In addition to climate change, pollution is also rapidly changing our world’s oceans. Conservation International says that humanity dumps eight million metric tons of plastic into them every year. That means that, in a little less than 30 years, there will be more tons of plastic in the ocean than there are fish.” Read on for more crazy facts.
Above and more is just a taste of part of what our Marine Guide students learn about during our 4 Week Marine Guide course. This course is the perfect opportunity to learn more about the ocean, marine life, and how we can make a difference in marine conservation.
Taking it all in!
This week was the first week of the Marine Guide course with Ulovane. On our first day, we had a braai while we watched the sunset, the colours that lit the warm summers evening were amazing! Our house here in Kenton-On-Sea is amazing.
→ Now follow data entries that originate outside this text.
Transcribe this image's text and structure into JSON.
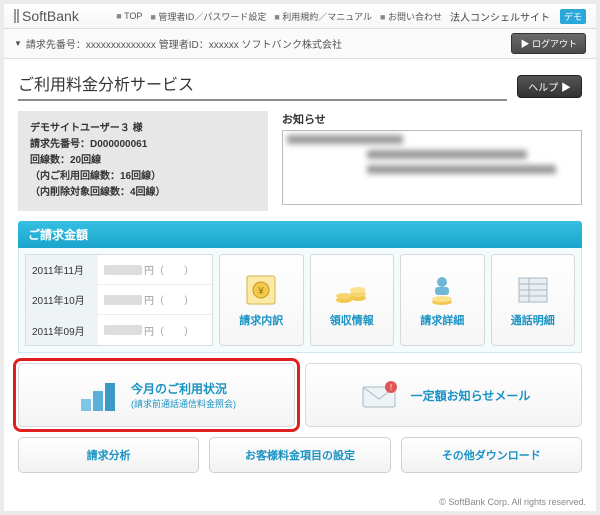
{
  "header": {
    "brand": "SoftBank",
    "nav": [
      "TOP",
      "管理者ID／パスワード設定",
      "利用規約／マニュアル",
      "お問い合わせ"
    ],
    "corp": "法人コンシェルサイト",
    "demo": "デモ"
  },
  "subbar": {
    "label": "請求先番号：xxxxxxxxxxxxxx 管理者ID：xxxxxx ソフトバンク株式会社",
    "logout": "ログアウト"
  },
  "title": "ご利用料金分析サービス",
  "help": "ヘルプ ▶",
  "user": {
    "l1": "デモサイトユーザー３ 様",
    "l2": "請求先番号：D000000061",
    "l3": "回線数：20回線",
    "l4": "（内ご利用回線数：16回線）",
    "l5": "（内削除対象回線数：4回線）"
  },
  "notice": {
    "title": "お知らせ"
  },
  "billSection": "ご請求金額",
  "bills": [
    {
      "m": "2011年11月",
      "suf": "円（　　）"
    },
    {
      "m": "2011年10月",
      "suf": "円（　　）"
    },
    {
      "m": "2011年09月",
      "suf": "円（　　）"
    }
  ],
  "cards": [
    "請求内訳",
    "領収情報",
    "請求詳細",
    "通話明細"
  ],
  "wide1": {
    "t": "今月のご利用状況",
    "s": "(請求前通話通信料金照会)"
  },
  "wide2": {
    "t": "一定額お知らせメール"
  },
  "btns": [
    "請求分析",
    "お客様料金項目の設定",
    "その他ダウンロード"
  ],
  "footer": "© SoftBank Corp. All rights reserved."
}
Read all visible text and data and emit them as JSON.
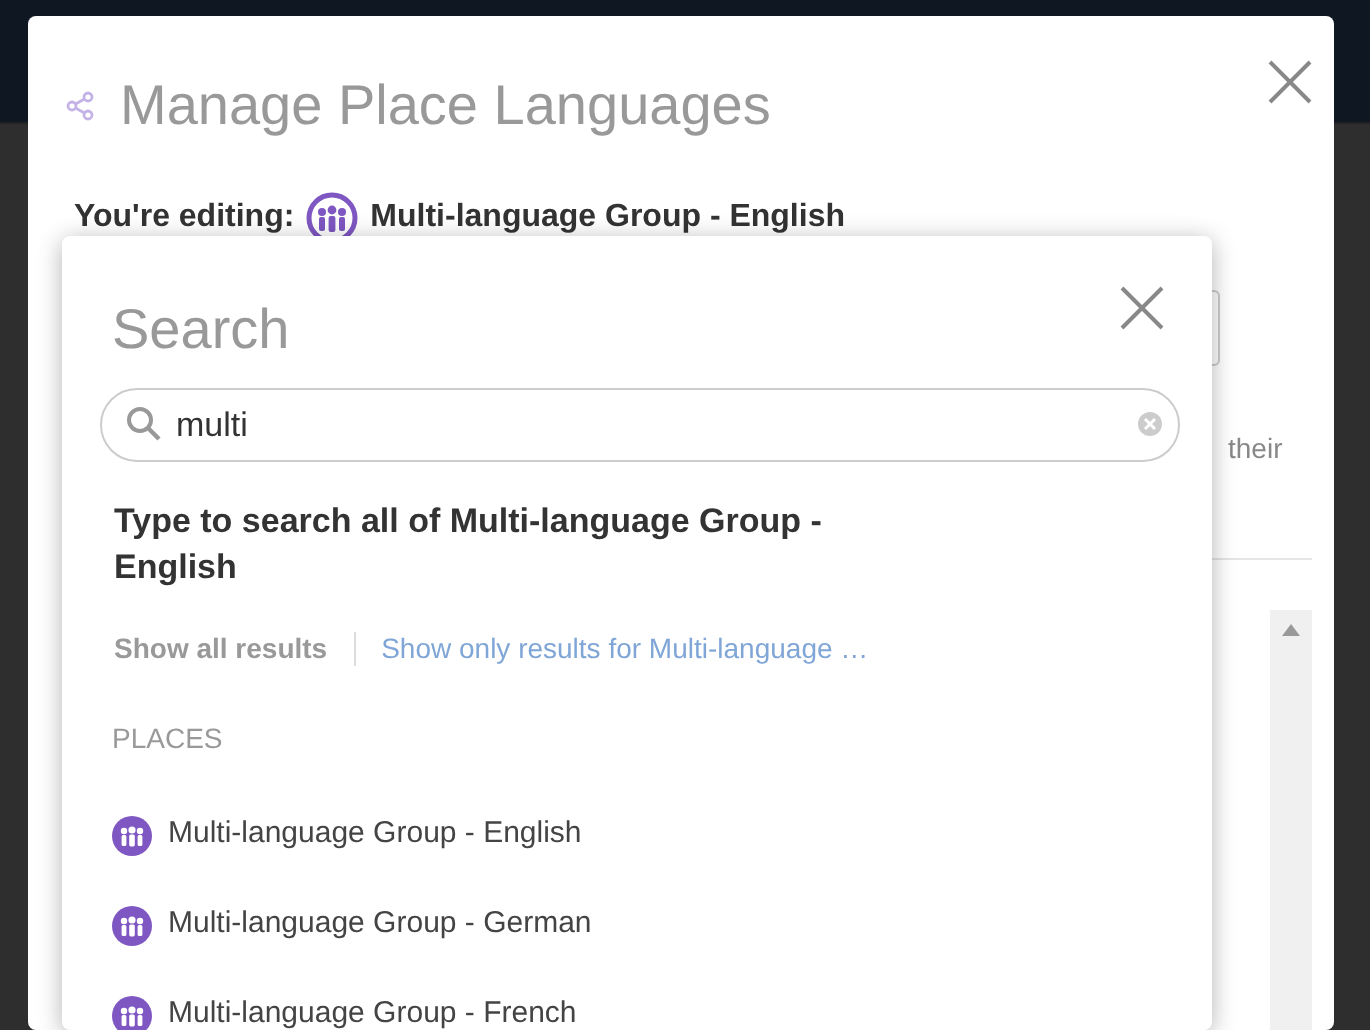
{
  "modal": {
    "title": "Manage Place Languages",
    "editing_label": "You're editing:",
    "editing_place": "Multi-language Group - English",
    "hidden_text": "their"
  },
  "search_popup": {
    "title": "Search",
    "query": "multi",
    "hint": "Type to search all of Multi-language Group - English",
    "filters": [
      {
        "label": "Show all results",
        "selected": true
      },
      {
        "label": "Show only results for Multi-language …",
        "selected": false
      }
    ],
    "section": "PLACES",
    "results": [
      {
        "label": "Multi-language Group - English"
      },
      {
        "label": "Multi-language Group - German"
      },
      {
        "label": "Multi-language Group - French"
      }
    ]
  }
}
Right on the estuary of the Bushman’s River, we are able to watch the influence of the tides and on top of that, witness amazing sunsets every evening.
We spent the week exploring the beach, sampling different species of algae, mollusks, and plants from the dune forest for us to identify! It was incredible having my eyes opened to how complicated the ecosystem within the ocean and estuaries are!
To be able to study marine ecosystems at the south coast of South Africa is a huge privilege, as it is so unique because it combines two huge ecosystems – the Indian and the Atlantic Ocean. That results in a huge amount of information we have to study, but it is honestly mind-blowing when you start to connect why warm current patterns in the Indian ocean lead to summer rainfalls in the highveld.
The plan for the next days is to explore the Kariega River with kayaks, camp outside on a jetty, have a braai right on the river, and fish (catch & release) through the night. After a long week with lots of theory and beautiful views, we cannot wait to go out and explore with hopefully better weather conditions.
I cannot wait to see what more the marine course has to offer for me!
There’s nothing like standing at the edge of the ocean. With each wave barreling in one after the other, our senses can’t help but be ignited. Smelling that salty and briny sea breeze, seeing its vastness as our eyes scan the horizon to try to comprehend its end, and feeling so small in the middle of its mighty roar or quiet stillness: these are emotions only the ocean can stir. – Leah Hall